- How to complete this task -
Each line below that holds the word "computer" counts once. Say how many such lines there are, and no more.

*** Block opens ***

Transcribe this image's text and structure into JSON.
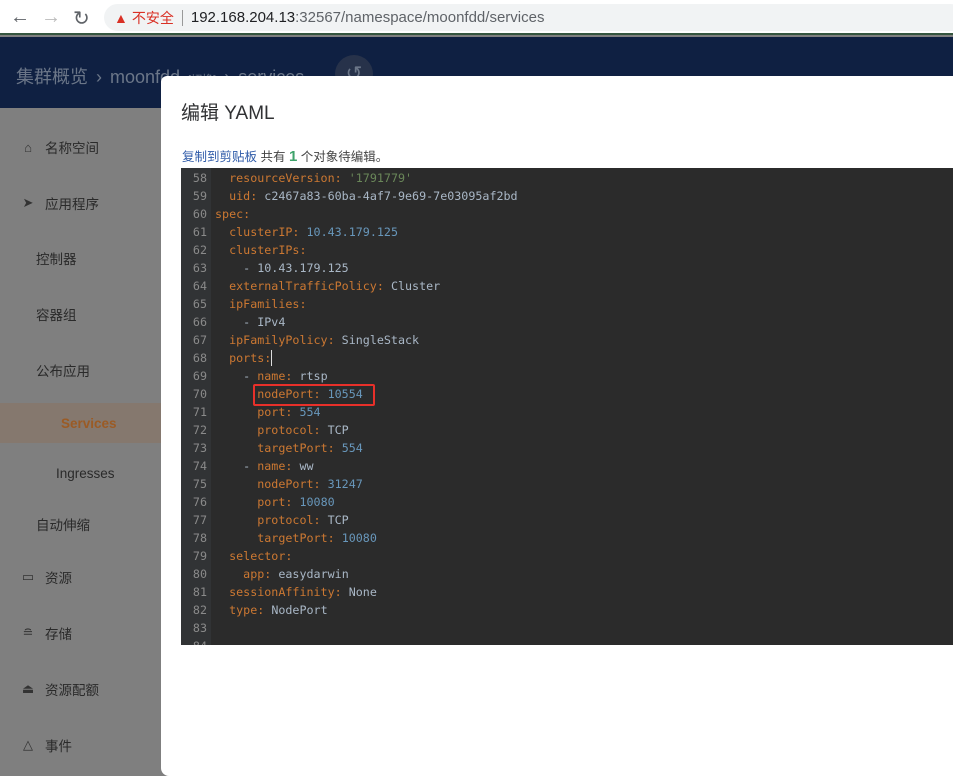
{
  "browser": {
    "warning_label": "不安全",
    "url_host": "192.168.204.13",
    "url_rest": ":32567/namespace/moonfdd/services"
  },
  "header": {
    "crumbs": [
      "集群概览",
      "moonfdd",
      "[切换]",
      "services"
    ]
  },
  "sidebar": {
    "items": [
      {
        "label": "名称空间",
        "icon": "home-icon"
      },
      {
        "label": "应用程序",
        "icon": "paper-plane-icon"
      },
      {
        "label": "控制器"
      },
      {
        "label": "容器组"
      },
      {
        "label": "公布应用"
      },
      {
        "label": "Services",
        "active": true
      },
      {
        "label": "Ingresses"
      },
      {
        "label": "自动伸缩"
      },
      {
        "label": "资源",
        "icon": "box-icon"
      },
      {
        "label": "存储",
        "icon": "database-icon"
      },
      {
        "label": "资源配额",
        "icon": "bell-icon"
      },
      {
        "label": "事件",
        "icon": "bell-outline-icon"
      }
    ]
  },
  "modal": {
    "title": "编辑 YAML",
    "copy_link": "复制到剪贴板",
    "info_pre": " 共有 ",
    "count": "1",
    "info_post": " 个对象待编辑。"
  },
  "colors": {
    "key": "#cc7832",
    "number": "#6897bb",
    "string": "#6a8759",
    "plain": "#a9b7c6",
    "highlight": "#e8302a"
  },
  "editor": {
    "lines": [
      {
        "n": "58",
        "t": [
          [
            "plain",
            "  "
          ],
          [
            "key",
            "resourceVersion"
          ],
          [
            "punc",
            ": "
          ],
          [
            "str",
            "'1791779'"
          ]
        ]
      },
      {
        "n": "59",
        "t": [
          [
            "plain",
            "  "
          ],
          [
            "key",
            "uid"
          ],
          [
            "punc",
            ": "
          ],
          [
            "plain",
            "c2467a83-60ba-4af7-9e69-7e03095af2bd"
          ]
        ]
      },
      {
        "n": "60",
        "t": [
          [
            "key",
            "spec"
          ],
          [
            "punc",
            ":"
          ]
        ]
      },
      {
        "n": "61",
        "t": [
          [
            "plain",
            "  "
          ],
          [
            "key",
            "clusterIP"
          ],
          [
            "punc",
            ": "
          ],
          [
            "num",
            "10.43.179.125"
          ]
        ]
      },
      {
        "n": "62",
        "t": [
          [
            "plain",
            "  "
          ],
          [
            "key",
            "clusterIPs"
          ],
          [
            "punc",
            ":"
          ]
        ]
      },
      {
        "n": "63",
        "t": [
          [
            "plain",
            "    - 10.43.179.125"
          ]
        ]
      },
      {
        "n": "64",
        "t": [
          [
            "plain",
            "  "
          ],
          [
            "key",
            "externalTrafficPolicy"
          ],
          [
            "punc",
            ": "
          ],
          [
            "plain",
            "Cluster"
          ]
        ]
      },
      {
        "n": "65",
        "t": [
          [
            "plain",
            "  "
          ],
          [
            "key",
            "ipFamilies"
          ],
          [
            "punc",
            ":"
          ]
        ]
      },
      {
        "n": "66",
        "t": [
          [
            "plain",
            "    - IPv4"
          ]
        ]
      },
      {
        "n": "67",
        "t": [
          [
            "plain",
            "  "
          ],
          [
            "key",
            "ipFamilyPolicy"
          ],
          [
            "punc",
            ": "
          ],
          [
            "plain",
            "SingleStack"
          ]
        ]
      },
      {
        "n": "68",
        "t": [
          [
            "plain",
            "  "
          ],
          [
            "key",
            "ports"
          ],
          [
            "punc",
            ":"
          ]
        ]
      },
      {
        "n": "69",
        "t": [
          [
            "plain",
            "    - "
          ],
          [
            "key",
            "name"
          ],
          [
            "punc",
            ": "
          ],
          [
            "plain",
            "rtsp"
          ]
        ]
      },
      {
        "n": "70",
        "t": [
          [
            "plain",
            "      "
          ],
          [
            "key",
            "nodePort"
          ],
          [
            "punc",
            ": "
          ],
          [
            "num",
            "10554"
          ]
        ]
      },
      {
        "n": "71",
        "t": [
          [
            "plain",
            "      "
          ],
          [
            "key",
            "port"
          ],
          [
            "punc",
            ": "
          ],
          [
            "num",
            "554"
          ]
        ]
      },
      {
        "n": "72",
        "t": [
          [
            "plain",
            "      "
          ],
          [
            "key",
            "protocol"
          ],
          [
            "punc",
            ": "
          ],
          [
            "plain",
            "TCP"
          ]
        ]
      },
      {
        "n": "73",
        "t": [
          [
            "plain",
            "      "
          ],
          [
            "key",
            "targetPort"
          ],
          [
            "punc",
            ": "
          ],
          [
            "num",
            "554"
          ]
        ]
      },
      {
        "n": "74",
        "t": [
          [
            "plain",
            "    - "
          ],
          [
            "key",
            "name"
          ],
          [
            "punc",
            ": "
          ],
          [
            "plain",
            "ww"
          ]
        ]
      },
      {
        "n": "75",
        "t": [
          [
            "plain",
            "      "
          ],
          [
            "key",
            "nodePort"
          ],
          [
            "punc",
            ": "
          ],
          [
            "num",
            "31247"
          ]
        ]
      },
      {
        "n": "76",
        "t": [
          [
            "plain",
            "      "
          ],
          [
            "key",
            "port"
          ],
          [
            "punc",
            ": "
          ],
          [
            "num",
            "10080"
          ]
        ]
      },
      {
        "n": "77",
        "t": [
          [
            "plain",
            "      "
          ],
          [
            "key",
            "protocol"
          ],
          [
            "punc",
            ": "
          ],
          [
            "plain",
            "TCP"
          ]
        ]
      },
      {
        "n": "78",
        "t": [
          [
            "plain",
            "      "
          ],
          [
            "key",
            "targetPort"
          ],
          [
            "punc",
            ": "
          ],
          [
            "num",
            "10080"
          ]
        ]
      },
      {
        "n": "79",
        "t": [
          [
            "plain",
            "  "
          ],
          [
            "key",
            "selector"
          ],
          [
            "punc",
            ":"
          ]
        ]
      },
      {
        "n": "80",
        "t": [
          [
            "plain",
            "    "
          ],
          [
            "key",
            "app"
          ],
          [
            "punc",
            ": "
          ],
          [
            "plain",
            "easydarwin"
          ]
        ]
      },
      {
        "n": "81",
        "t": [
          [
            "plain",
            "  "
          ],
          [
            "key",
            "sessionAffinity"
          ],
          [
            "punc",
            ": "
          ],
          [
            "plain",
            "None"
          ]
        ]
      },
      {
        "n": "82",
        "t": [
          [
            "plain",
            "  "
          ],
          [
            "key",
            "type"
          ],
          [
            "punc",
            ": "
          ],
          [
            "plain",
            "NodePort"
          ]
        ]
      },
      {
        "n": "83",
        "t": []
      },
      {
        "n": "84",
        "t": []
      }
    ]
  }
}
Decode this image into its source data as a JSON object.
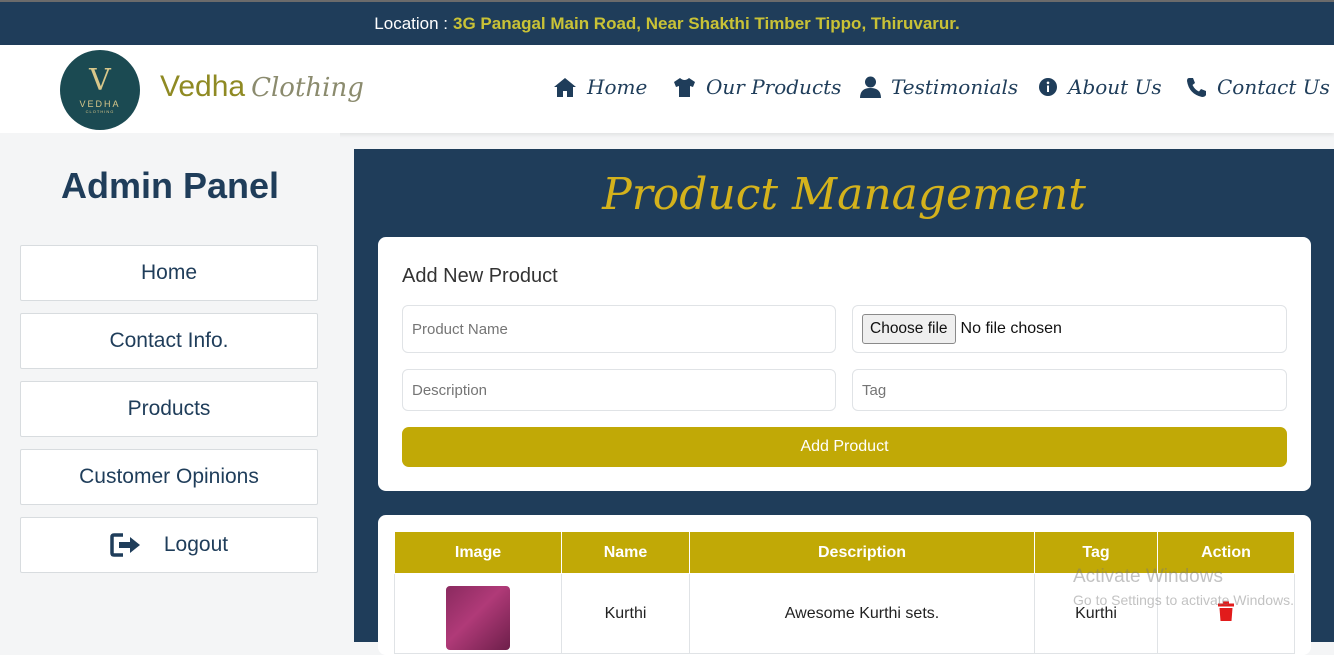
{
  "topbar": {
    "label": "Location :",
    "address": "3G Panagal Main Road, Near Shakthi Timber Tippo, Thiruvarur."
  },
  "logo": {
    "mono": "V",
    "word": "VEDHA",
    "sub": "CLOTHING"
  },
  "brand": {
    "name": "Vedha",
    "suffix": "Clothing"
  },
  "nav": {
    "home": "Home",
    "products": "Our Products",
    "testimonials": "Testimonials",
    "about": "About Us",
    "contact": "Contact Us"
  },
  "sidebar": {
    "title": "Admin Panel",
    "items": [
      "Home",
      "Contact Info.",
      "Products",
      "Customer Opinions"
    ],
    "logout": "Logout"
  },
  "main": {
    "title": "Product Management",
    "form": {
      "heading": "Add New Product",
      "name_placeholder": "Product Name",
      "file_button": "Choose file",
      "file_status": "No file chosen",
      "description_placeholder": "Description",
      "tag_placeholder": "Tag",
      "submit": "Add Product"
    },
    "table": {
      "headers": [
        "Image",
        "Name",
        "Description",
        "Tag",
        "Action"
      ],
      "rows": [
        {
          "name": "Kurthi",
          "description": "Awesome Kurthi sets.",
          "tag": "Kurthi"
        }
      ]
    }
  },
  "watermark": {
    "line1": "Activate Windows",
    "line2": "Go to Settings to activate Windows."
  },
  "colors": {
    "navy": "#1f3d5a",
    "gold": "#c1a906",
    "delete": "#e21b1b"
  }
}
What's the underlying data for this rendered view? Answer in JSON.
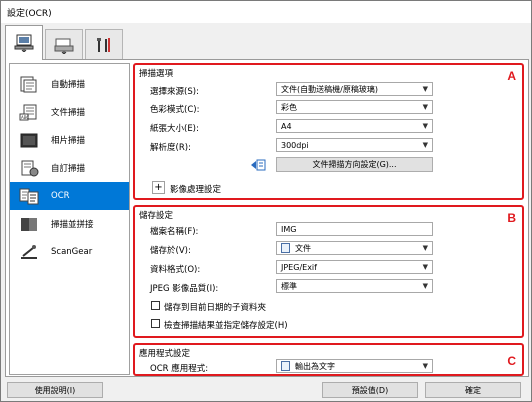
{
  "window": {
    "title": "設定(OCR)"
  },
  "tabs": [
    {
      "name": "scan-from-computer-tab",
      "icon": "computer-scan-icon"
    },
    {
      "name": "scan-from-panel-tab",
      "icon": "scanner-panel-icon"
    },
    {
      "name": "general-settings-tab",
      "icon": "tools-icon"
    }
  ],
  "sidebar": {
    "items": [
      {
        "label": "自動掃描",
        "icon": "auto-scan-icon",
        "active": false
      },
      {
        "label": "文件掃描",
        "icon": "document-scan-icon",
        "active": false
      },
      {
        "label": "相片掃描",
        "icon": "photo-scan-icon",
        "active": false
      },
      {
        "label": "自訂掃描",
        "icon": "custom-scan-icon",
        "active": false
      },
      {
        "label": "OCR",
        "icon": "ocr-icon",
        "active": true
      },
      {
        "label": "掃描並拼接",
        "icon": "scan-stitch-icon",
        "active": false
      },
      {
        "label": "ScanGear",
        "icon": "scangear-icon",
        "active": false
      }
    ]
  },
  "scan_options": {
    "title": "掃描選項",
    "letter": "A",
    "source_label": "選擇來源(S):",
    "source_value": "文件(自動送稿機/原稿玻璃)",
    "color_mode_label": "色彩模式(C):",
    "color_mode_value": "彩色",
    "paper_size_label": "紙張大小(E):",
    "paper_size_value": "A4",
    "resolution_label": "解析度(R):",
    "resolution_value": "300dpi",
    "orientation_button": "文件掃描方向設定(G)...",
    "image_processing_label": "影像處理設定",
    "image_processing_toggle": "+"
  },
  "save_settings": {
    "title": "儲存設定",
    "letter": "B",
    "file_name_label": "檔案名稱(F):",
    "file_name_value": "IMG",
    "save_in_label": "儲存於(V):",
    "save_in_value": "文件",
    "data_format_label": "資料格式(O):",
    "data_format_value": "JPEG/Exif",
    "jpeg_quality_label": "JPEG 影像品質(I):",
    "jpeg_quality_value": "標準",
    "subfolder_checkbox": "儲存到目前日期的子資料夾",
    "subfolder_checked": false,
    "check_results_checkbox": "檢查掃描結果並指定儲存設定(H)",
    "check_results_checked": false
  },
  "app_settings": {
    "title": "應用程式設定",
    "letter": "C",
    "ocr_app_label": "OCR 應用程式:",
    "ocr_app_value": "輸出為文字"
  },
  "footer": {
    "help_button": "使用說明(I)",
    "defaults_button": "預設值(D)",
    "ok_button": "確定"
  },
  "colors": {
    "highlight": "#e0191e",
    "selection": "#0078d7"
  }
}
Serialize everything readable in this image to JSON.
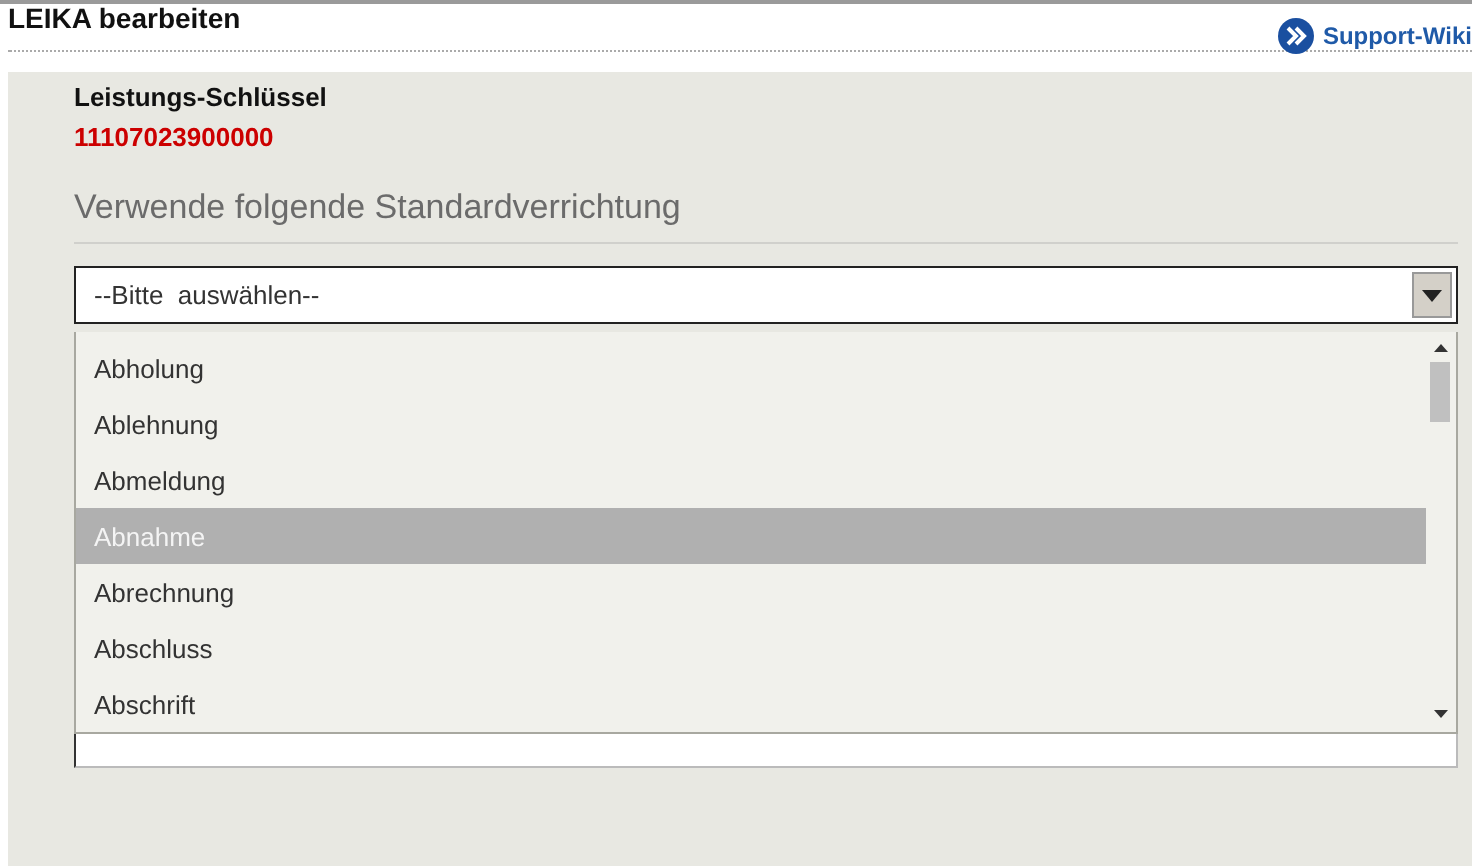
{
  "page_title": "LEIKA bearbeiten",
  "help_link": "Support-Wiki",
  "key_field": {
    "label": "Leistungs-Schlüssel",
    "value": "11107023900000"
  },
  "section_heading": "Verwende folgende Standardverrichtung",
  "select": {
    "value": "--Bitte  auswählen--",
    "expanded": true,
    "options": [
      {
        "label": "Abholung",
        "selected": false
      },
      {
        "label": "Ablehnung",
        "selected": false
      },
      {
        "label": "Abmeldung",
        "selected": false
      },
      {
        "label": "Abnahme",
        "selected": true
      },
      {
        "label": "Abrechnung",
        "selected": false
      },
      {
        "label": "Abschluss",
        "selected": false
      },
      {
        "label": "Abschrift",
        "selected": false
      }
    ]
  }
}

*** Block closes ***

- Solved exercise -
2